Makati City; and thus, in issuing the assailed order, the RTC clearly committed grave abuse of discretion.

The CA added that the rationale of the Rules in requiring the taking of deposition before the same court is
the constitutional right of the accused to meet the witnesses face to face. The appellate court likewise
concluded that Rule 23 could not be applied suppletorily because the situation was adequately addressed
by a specific provision of the rules of criminal procedure.

1. Whether or not Rule 23 of Civil Procedure applies to the deposition of the petitioner?

1. It is basic that all witnesses shall give their testimonies at the trial of the case in the presence of the
judge. This is especially true in criminal cases in order that the accused may be afforded the opportunity to
cross-examine the witnesses pursuant to his constitutional right to confront the witnesses face to face. It
also gives the parties and their counsel the chance to propound such questions as they deem material and
necessary to support their position or to test the credibility of said witnesses. Lastly, this rule enables the
judge to observe the witnesses demeanor.

This rule, however, is not absolute. As exceptions, Rules 23 to 28 of the Rules of Court provide for the
different modes of discovery that may be resorted to by a party to an action. These rules are adopted either
to perpetuate the testimonies of witnesses or as modes of discovery. In criminal proceedings, Sections
12, 13 and 15, Rule 119 of the Revised Rules of Criminal Procedure, which took effect on December 1,
2000, allow the conditional examination of both the defense and prosecution witnesses.

In the case at bench, in issue is the examination of a prosecution witness, who, according to the petitioners,
was too sick to travel and appear before the trial court. Section 15 of Rule 119 thus comes into play, and it

Section 15. Examination of witness for the prosecution. When it satisfactorily appears that a witness for
the prosecution is too sick or infirm to appear at the trial as directed by the court, or has to leave
the Philippines with no definite date of returning, he may forthwith be conditionally examined before the
court where the case is pending. Such examination, in the presence of the accused, or in his absence
after reasonable notice to attend the examination has been served on him, shall be conducted in the
same manner as an examination at the trial. Failure or refusal of the accused to attend the examination

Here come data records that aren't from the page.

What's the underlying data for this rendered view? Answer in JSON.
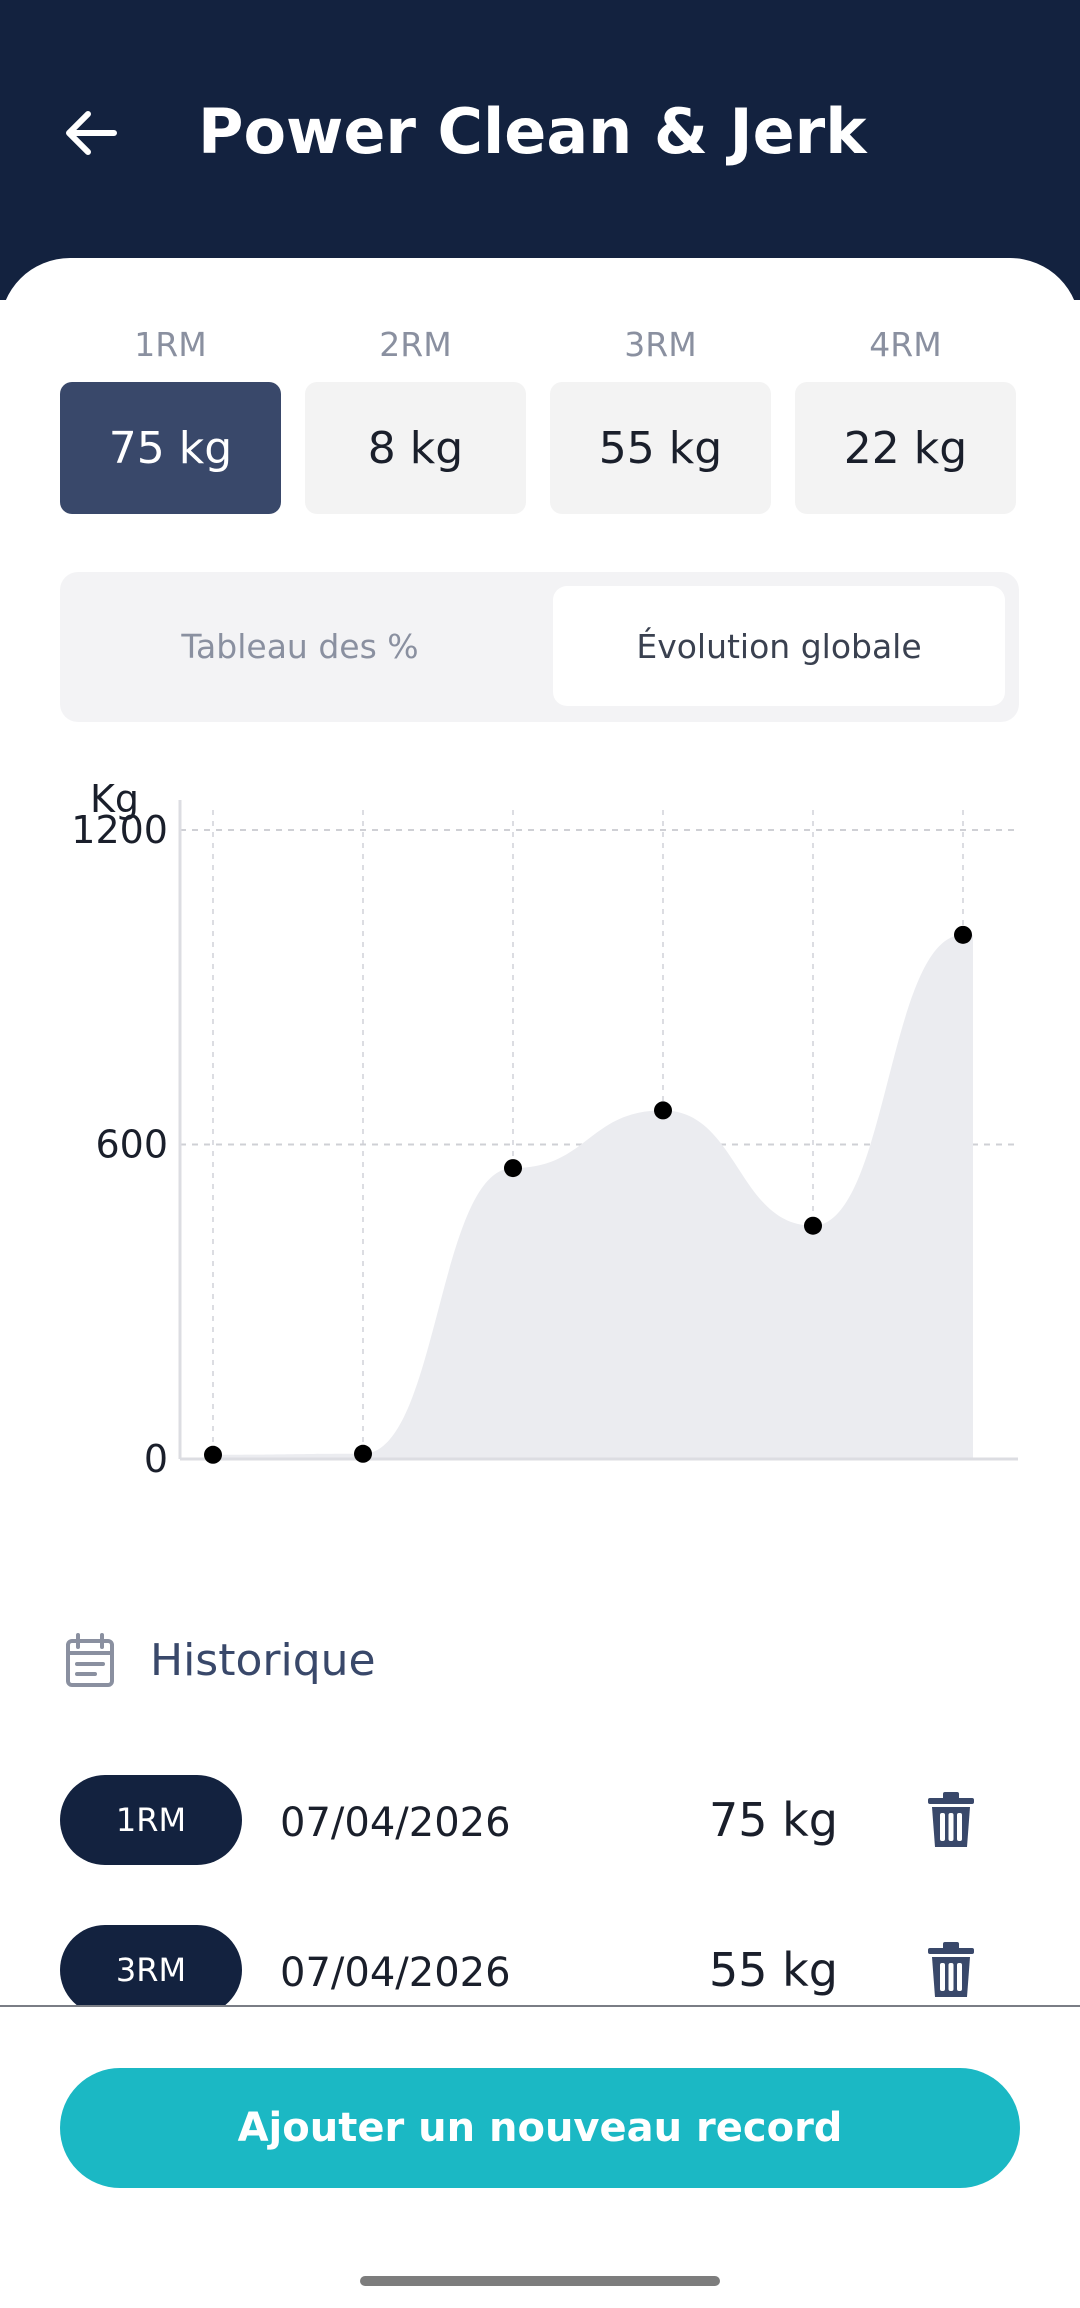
{
  "header": {
    "title": "Power Clean & Jerk"
  },
  "rm_stats": [
    {
      "label": "1RM",
      "value": "75 kg",
      "active": true
    },
    {
      "label": "2RM",
      "value": "8 kg",
      "active": false
    },
    {
      "label": "3RM",
      "value": "55 kg",
      "active": false
    },
    {
      "label": "4RM",
      "value": "22 kg",
      "active": false
    }
  ],
  "tabs": [
    {
      "label": "Tableau des %",
      "active": false
    },
    {
      "label": "Évolution globale",
      "active": true
    }
  ],
  "chart_data": {
    "type": "area",
    "ylabel": "Kg",
    "ylim": [
      0,
      1200
    ],
    "yticks": [
      "0",
      "600",
      "1200"
    ],
    "x": [
      1,
      2,
      3,
      4,
      5,
      6
    ],
    "values": [
      8,
      10,
      555,
      665,
      445,
      1000
    ],
    "grid": true,
    "fill_color": "#ebecf0",
    "point_color": "#000000"
  },
  "history": {
    "title": "Historique",
    "items": [
      {
        "tag": "1RM",
        "date": "07/04/2026",
        "value": "75 kg"
      },
      {
        "tag": "3RM",
        "date": "07/04/2026",
        "value": "55 kg"
      }
    ]
  },
  "add_button": {
    "label": "Ajouter un nouveau record"
  },
  "colors": {
    "header_bg": "#13223f",
    "active_rm": "#39486a",
    "accent": "#1bb8c4"
  }
}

The procedure set forth in Rule 119 applies to the case at bar. It is thus required that the conditional
examination be made before the court where the case is pending. It is also necessary that the accused
be notified, so that he can attend the examination, subject to his right to waive the same after reasonable
notice. As to the manner of examination, the Rules mandate that it be conducted in the same manner as
an examination during trial, that is, through question and answer.

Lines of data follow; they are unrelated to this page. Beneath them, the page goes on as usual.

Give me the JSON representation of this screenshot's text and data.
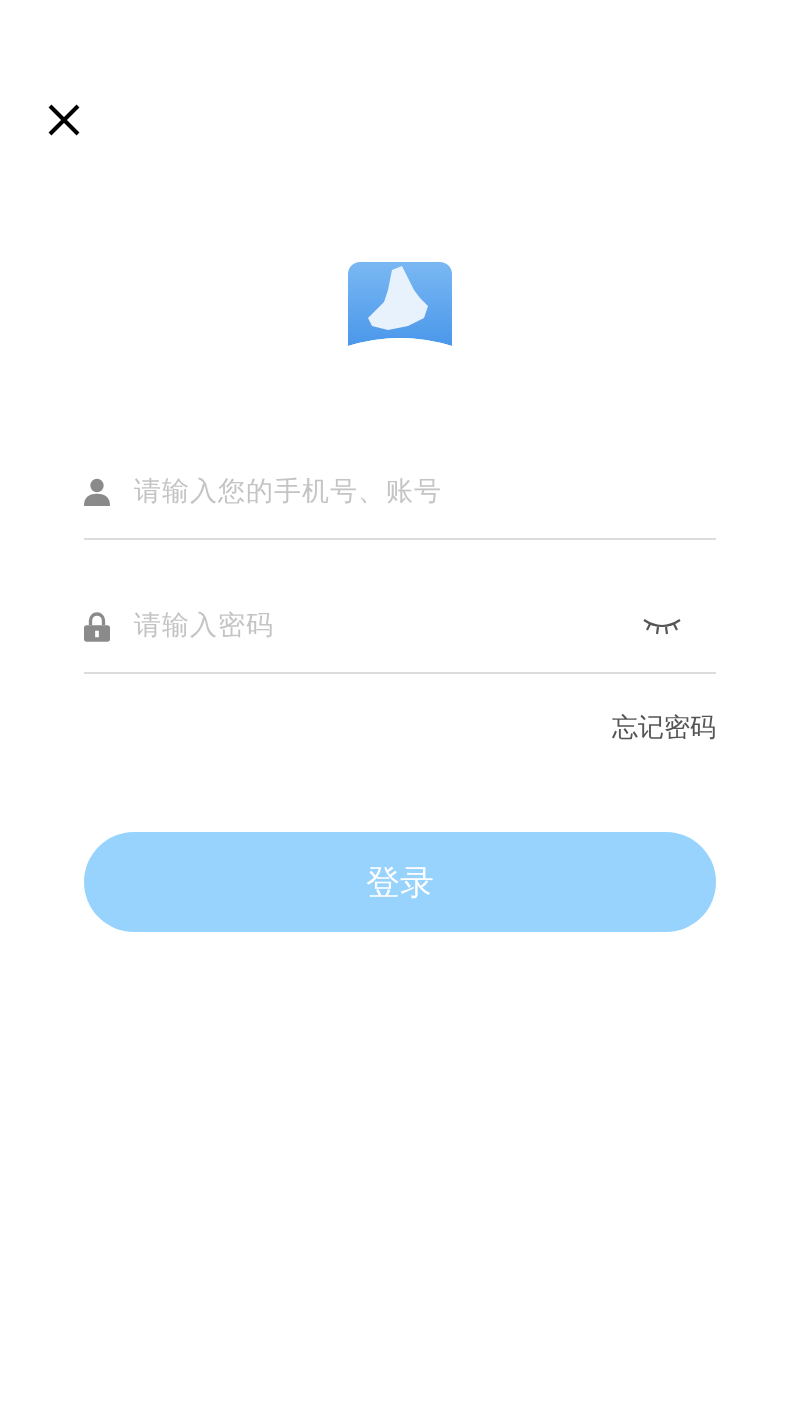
{
  "fields": [
    {
      "kind": "account",
      "placeholder": "请输入您的手机号、账号"
    },
    {
      "kind": "password",
      "placeholder": "请输入密码",
      "password_visible": false
    }
  ],
  "forgot_link": "忘记密码",
  "login_button": {
    "label": "登录",
    "disabled": true
  }
}
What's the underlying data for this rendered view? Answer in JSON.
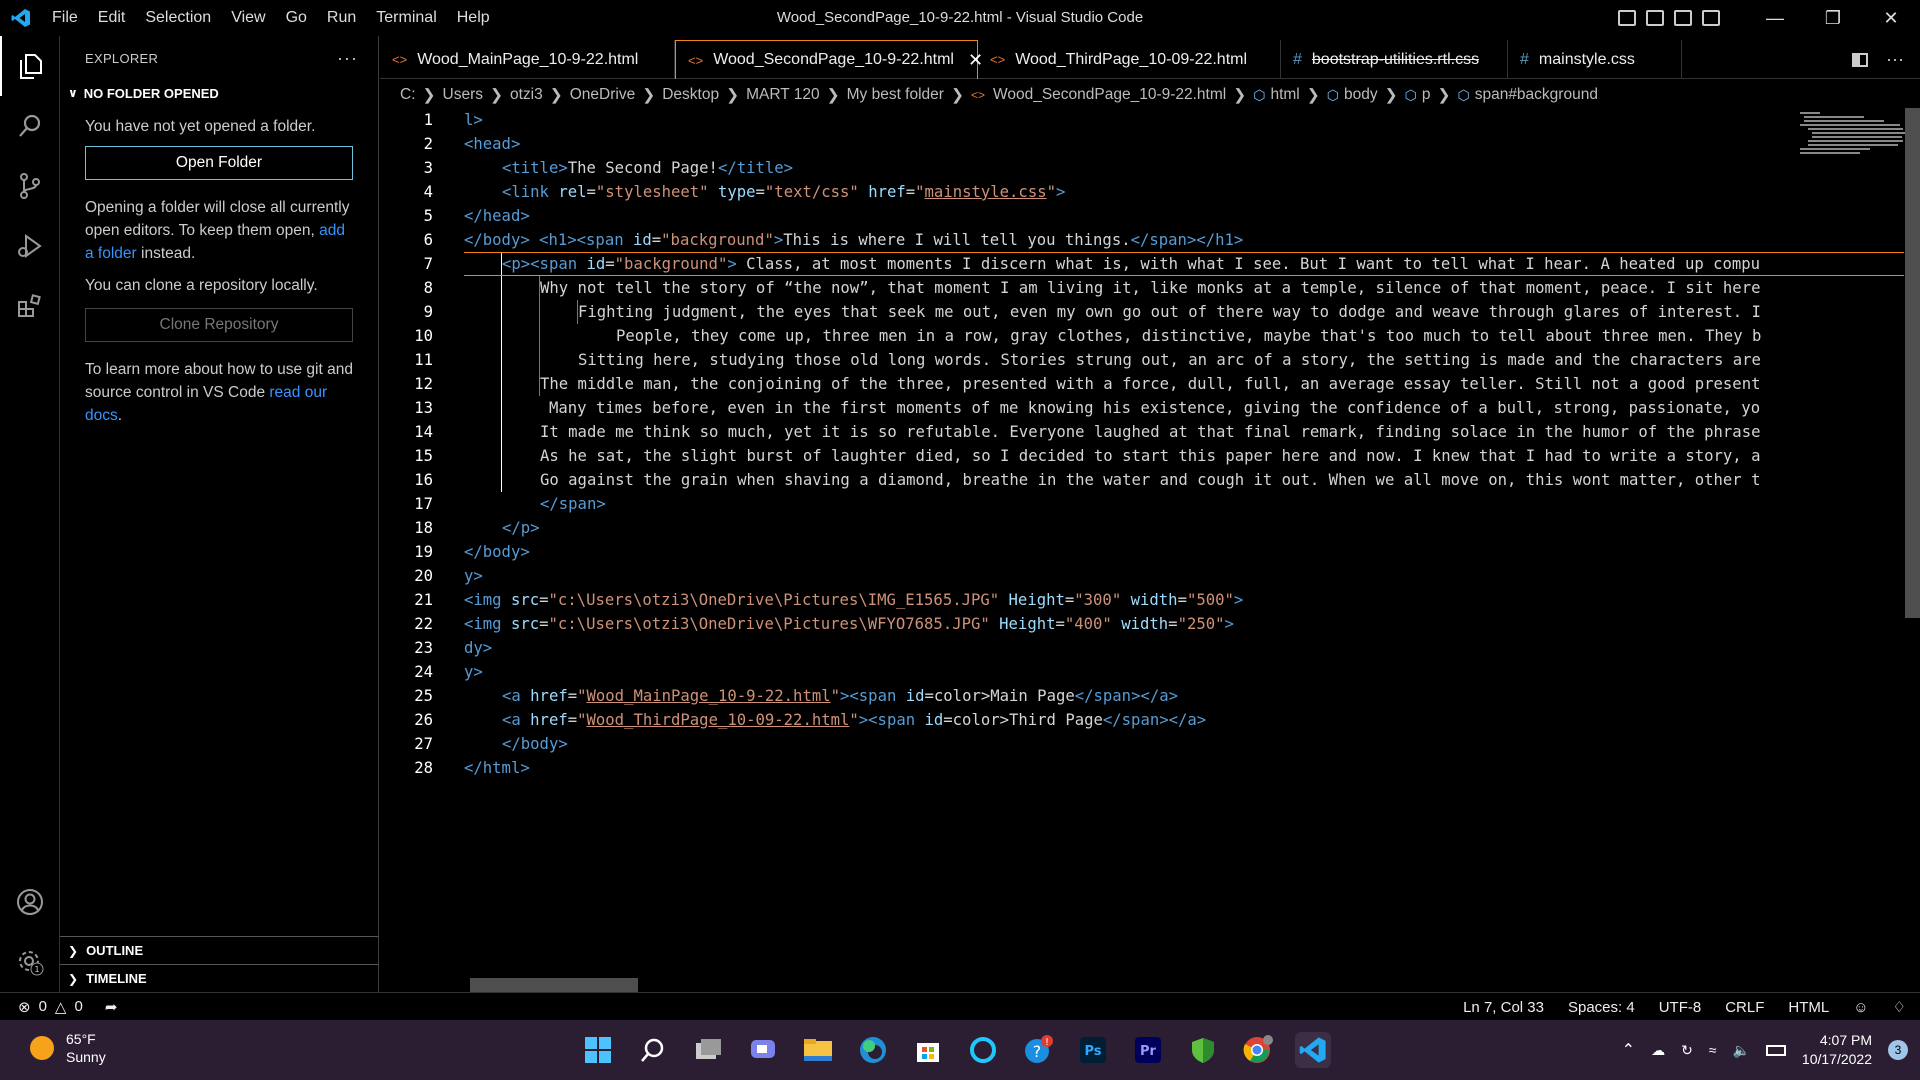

To reiterate, the conditional examination of a prosecution witness for the purpose of taking his deposition
should be made before the court, or at least before the judge, where the case is pending. Such is the clear
mandate of Section 15, Rule 119 of the Rules. We find no necessity to depart from, or to relax, this rule. As
correctly held by the CA, if the deposition is made elsewhere, the accused may not be able to attend, as
when he is under detention. More importantly, this requirement ensures that the judge would be able to
observe the witness deportment to enable him to properly assess his credibility. This is especially true when
the witness testimony is crucial to the prosecutions case.